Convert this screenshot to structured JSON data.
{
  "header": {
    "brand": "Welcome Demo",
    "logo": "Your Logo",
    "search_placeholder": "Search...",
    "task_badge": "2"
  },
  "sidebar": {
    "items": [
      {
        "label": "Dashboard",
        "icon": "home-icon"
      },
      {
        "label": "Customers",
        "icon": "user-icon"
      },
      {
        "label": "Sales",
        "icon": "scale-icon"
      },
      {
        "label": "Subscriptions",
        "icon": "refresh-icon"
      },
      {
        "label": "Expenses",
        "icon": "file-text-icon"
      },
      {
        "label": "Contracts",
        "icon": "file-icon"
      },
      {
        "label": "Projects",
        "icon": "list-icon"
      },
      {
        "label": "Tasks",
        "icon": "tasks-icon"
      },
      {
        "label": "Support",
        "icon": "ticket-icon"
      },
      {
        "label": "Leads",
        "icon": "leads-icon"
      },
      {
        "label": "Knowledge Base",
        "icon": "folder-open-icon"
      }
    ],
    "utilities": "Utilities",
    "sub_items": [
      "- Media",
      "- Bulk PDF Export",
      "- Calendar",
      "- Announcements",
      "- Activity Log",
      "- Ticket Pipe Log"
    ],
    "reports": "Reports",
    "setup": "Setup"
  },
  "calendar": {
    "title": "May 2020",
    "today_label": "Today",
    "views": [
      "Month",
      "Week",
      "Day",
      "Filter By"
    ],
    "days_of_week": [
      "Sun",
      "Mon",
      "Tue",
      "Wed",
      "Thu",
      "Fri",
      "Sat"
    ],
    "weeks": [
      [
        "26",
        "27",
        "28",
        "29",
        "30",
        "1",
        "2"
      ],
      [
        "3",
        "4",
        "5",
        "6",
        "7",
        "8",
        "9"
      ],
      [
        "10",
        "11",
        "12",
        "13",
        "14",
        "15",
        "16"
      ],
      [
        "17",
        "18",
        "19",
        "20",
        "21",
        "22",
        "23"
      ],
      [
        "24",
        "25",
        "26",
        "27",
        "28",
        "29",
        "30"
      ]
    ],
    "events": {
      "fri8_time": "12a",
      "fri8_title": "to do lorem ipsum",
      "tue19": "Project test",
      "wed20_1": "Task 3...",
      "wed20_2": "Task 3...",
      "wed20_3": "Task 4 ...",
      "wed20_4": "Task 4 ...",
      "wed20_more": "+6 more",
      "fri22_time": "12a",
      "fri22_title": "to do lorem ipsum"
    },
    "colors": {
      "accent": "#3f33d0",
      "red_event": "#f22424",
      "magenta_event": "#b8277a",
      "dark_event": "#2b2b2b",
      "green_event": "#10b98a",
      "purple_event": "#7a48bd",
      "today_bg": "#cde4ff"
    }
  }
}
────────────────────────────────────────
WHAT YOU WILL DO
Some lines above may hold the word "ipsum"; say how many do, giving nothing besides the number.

SOLUTION TO THIS EXERCISE
2